Exercise aim. Where a line holds the word "channel", copy that line from the data below.

══ Data provided

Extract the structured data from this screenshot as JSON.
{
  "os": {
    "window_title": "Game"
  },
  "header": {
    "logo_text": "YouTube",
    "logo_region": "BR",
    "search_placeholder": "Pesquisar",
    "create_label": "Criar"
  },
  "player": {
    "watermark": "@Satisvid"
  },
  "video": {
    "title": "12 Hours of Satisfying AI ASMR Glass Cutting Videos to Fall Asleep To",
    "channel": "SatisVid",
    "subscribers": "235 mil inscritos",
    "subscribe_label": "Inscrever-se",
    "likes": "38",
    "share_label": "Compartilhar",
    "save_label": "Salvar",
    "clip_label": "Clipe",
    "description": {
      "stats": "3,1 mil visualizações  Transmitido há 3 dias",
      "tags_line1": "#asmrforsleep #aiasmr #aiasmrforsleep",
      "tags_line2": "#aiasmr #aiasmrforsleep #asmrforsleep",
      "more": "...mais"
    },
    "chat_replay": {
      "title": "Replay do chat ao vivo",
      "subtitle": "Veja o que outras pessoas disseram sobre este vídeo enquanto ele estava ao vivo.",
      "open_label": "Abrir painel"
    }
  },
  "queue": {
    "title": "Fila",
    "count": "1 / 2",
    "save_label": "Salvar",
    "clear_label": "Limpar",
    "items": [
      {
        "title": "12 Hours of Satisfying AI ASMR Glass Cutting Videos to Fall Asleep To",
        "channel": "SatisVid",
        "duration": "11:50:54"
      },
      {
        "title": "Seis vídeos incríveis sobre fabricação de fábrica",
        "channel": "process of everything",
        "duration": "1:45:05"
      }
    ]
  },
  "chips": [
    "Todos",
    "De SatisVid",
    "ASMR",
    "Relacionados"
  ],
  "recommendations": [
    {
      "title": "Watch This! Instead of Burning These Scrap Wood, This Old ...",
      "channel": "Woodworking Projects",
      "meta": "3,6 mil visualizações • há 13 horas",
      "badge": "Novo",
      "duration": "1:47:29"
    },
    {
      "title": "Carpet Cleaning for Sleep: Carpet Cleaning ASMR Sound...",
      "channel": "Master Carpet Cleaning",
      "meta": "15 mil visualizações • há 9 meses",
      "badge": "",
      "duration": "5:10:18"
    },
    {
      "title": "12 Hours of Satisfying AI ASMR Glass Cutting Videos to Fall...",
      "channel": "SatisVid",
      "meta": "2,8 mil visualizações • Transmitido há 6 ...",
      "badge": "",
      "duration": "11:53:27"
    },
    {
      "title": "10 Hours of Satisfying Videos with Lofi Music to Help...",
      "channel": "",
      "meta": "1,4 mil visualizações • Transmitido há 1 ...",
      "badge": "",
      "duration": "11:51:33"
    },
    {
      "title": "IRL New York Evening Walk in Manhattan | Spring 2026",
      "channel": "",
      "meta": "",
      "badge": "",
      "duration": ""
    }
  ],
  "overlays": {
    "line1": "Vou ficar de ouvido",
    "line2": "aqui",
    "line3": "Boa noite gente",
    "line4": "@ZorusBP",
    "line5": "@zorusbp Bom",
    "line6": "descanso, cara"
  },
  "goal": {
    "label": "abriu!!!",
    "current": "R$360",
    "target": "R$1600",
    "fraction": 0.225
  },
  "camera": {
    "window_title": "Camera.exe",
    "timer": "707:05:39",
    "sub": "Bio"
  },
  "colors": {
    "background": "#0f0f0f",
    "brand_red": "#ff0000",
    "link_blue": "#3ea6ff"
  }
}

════
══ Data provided

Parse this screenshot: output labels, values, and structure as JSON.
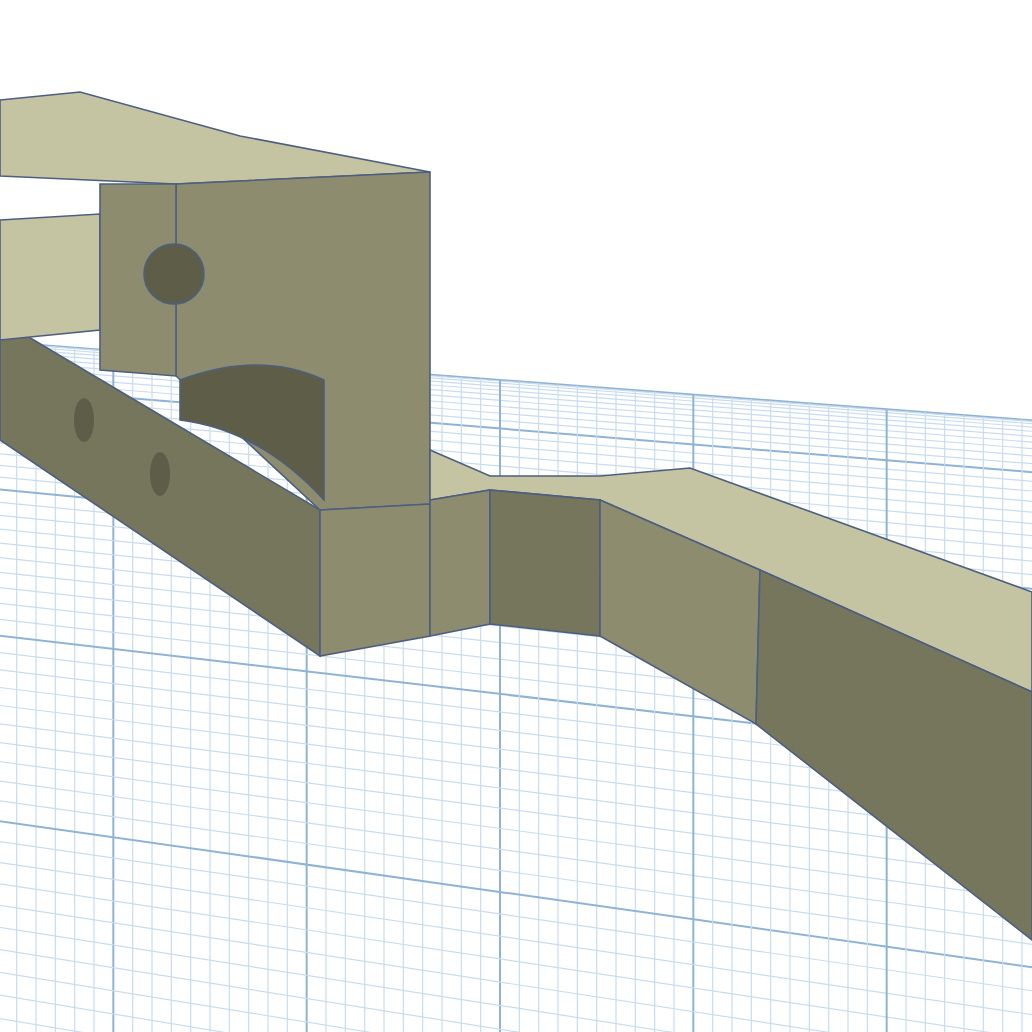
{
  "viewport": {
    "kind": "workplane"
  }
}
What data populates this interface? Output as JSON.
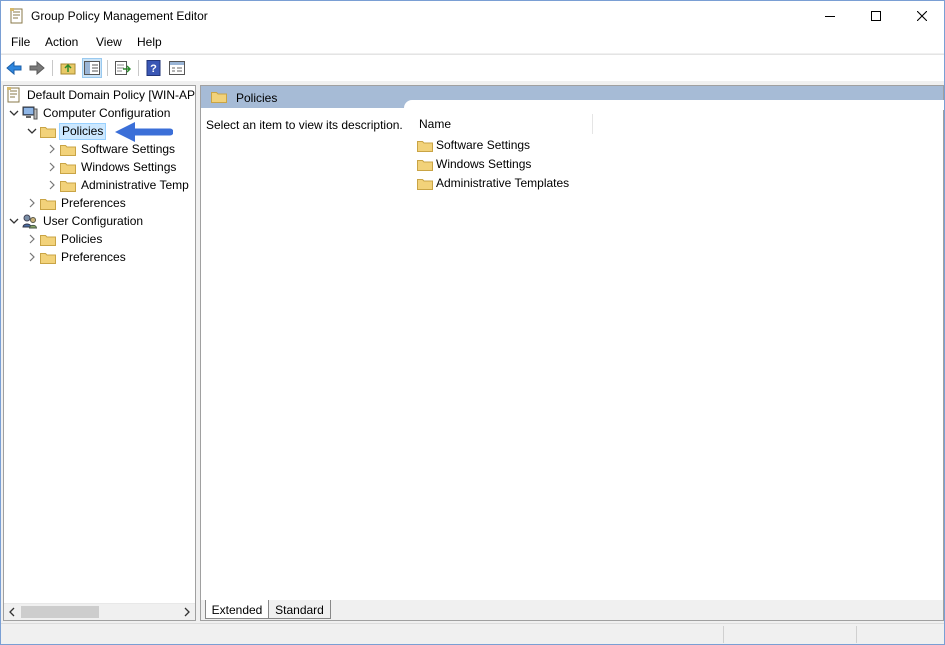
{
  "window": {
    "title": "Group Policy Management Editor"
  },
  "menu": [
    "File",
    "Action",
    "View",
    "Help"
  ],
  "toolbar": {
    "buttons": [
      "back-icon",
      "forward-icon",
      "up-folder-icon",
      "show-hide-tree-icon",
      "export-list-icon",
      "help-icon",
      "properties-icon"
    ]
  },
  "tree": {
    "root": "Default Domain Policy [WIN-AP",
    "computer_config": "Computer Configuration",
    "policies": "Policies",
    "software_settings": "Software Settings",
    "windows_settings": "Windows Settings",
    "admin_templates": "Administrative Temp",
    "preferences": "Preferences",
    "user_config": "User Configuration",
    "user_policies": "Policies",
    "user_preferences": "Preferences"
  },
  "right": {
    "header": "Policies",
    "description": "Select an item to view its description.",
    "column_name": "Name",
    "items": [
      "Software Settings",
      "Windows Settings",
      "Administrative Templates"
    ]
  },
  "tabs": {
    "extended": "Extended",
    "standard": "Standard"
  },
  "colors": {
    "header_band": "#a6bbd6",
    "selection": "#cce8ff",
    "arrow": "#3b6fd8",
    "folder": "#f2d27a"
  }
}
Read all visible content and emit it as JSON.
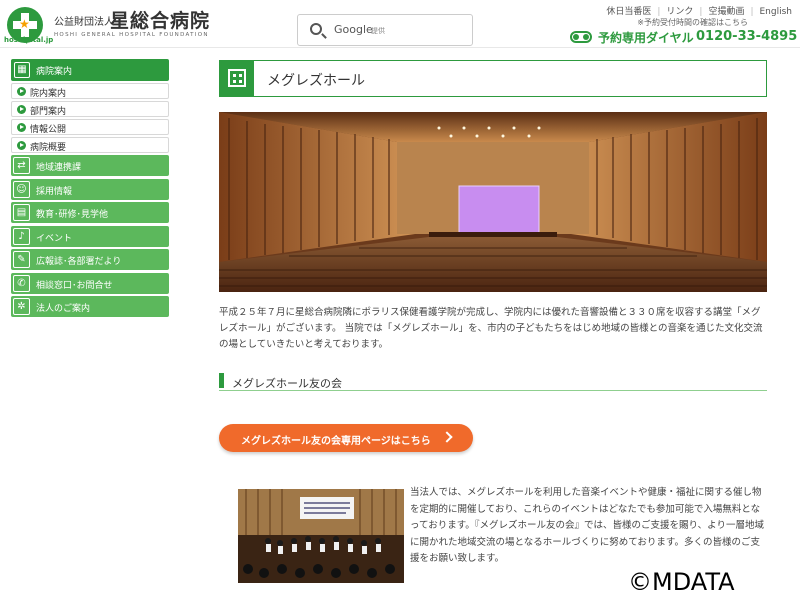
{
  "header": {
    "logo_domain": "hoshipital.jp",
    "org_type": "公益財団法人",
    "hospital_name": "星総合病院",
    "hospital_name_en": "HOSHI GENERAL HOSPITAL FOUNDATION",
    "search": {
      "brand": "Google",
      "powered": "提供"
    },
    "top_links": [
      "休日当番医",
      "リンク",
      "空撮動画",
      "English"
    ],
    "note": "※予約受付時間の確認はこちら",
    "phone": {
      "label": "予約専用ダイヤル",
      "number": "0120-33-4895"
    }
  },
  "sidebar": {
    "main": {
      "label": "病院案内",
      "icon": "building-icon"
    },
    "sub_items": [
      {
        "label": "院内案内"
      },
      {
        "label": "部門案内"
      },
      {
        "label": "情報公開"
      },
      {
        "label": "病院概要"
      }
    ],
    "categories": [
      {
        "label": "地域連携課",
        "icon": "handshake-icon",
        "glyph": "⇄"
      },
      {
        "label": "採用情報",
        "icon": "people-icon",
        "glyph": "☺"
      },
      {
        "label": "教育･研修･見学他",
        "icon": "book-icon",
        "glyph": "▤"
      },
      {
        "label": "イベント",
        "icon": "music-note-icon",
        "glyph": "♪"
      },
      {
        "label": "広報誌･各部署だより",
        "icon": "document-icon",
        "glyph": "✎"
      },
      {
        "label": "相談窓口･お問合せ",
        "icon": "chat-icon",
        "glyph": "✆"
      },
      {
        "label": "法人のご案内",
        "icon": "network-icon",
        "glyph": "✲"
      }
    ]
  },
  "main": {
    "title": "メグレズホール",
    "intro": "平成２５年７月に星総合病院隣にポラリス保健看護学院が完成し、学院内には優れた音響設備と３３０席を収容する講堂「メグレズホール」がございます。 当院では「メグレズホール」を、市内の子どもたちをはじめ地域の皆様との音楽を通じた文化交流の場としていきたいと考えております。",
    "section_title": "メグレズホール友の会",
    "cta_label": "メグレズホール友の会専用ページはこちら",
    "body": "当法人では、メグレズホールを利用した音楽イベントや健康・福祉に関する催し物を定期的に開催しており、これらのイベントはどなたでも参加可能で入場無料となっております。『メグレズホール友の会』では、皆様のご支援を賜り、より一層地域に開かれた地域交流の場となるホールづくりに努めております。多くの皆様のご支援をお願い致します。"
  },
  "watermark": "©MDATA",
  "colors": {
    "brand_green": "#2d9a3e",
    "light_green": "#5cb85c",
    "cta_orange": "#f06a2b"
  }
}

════

Written solution.
    "channel": "SatisVid",
        "channel": "SatisVid",
        "channel": "process of everything",
      "channel": "Woodworking Projects",
      "channel": "Master Carpet Cleaning",
      "channel": "SatisVid",
      "channel": "",
      "channel": "",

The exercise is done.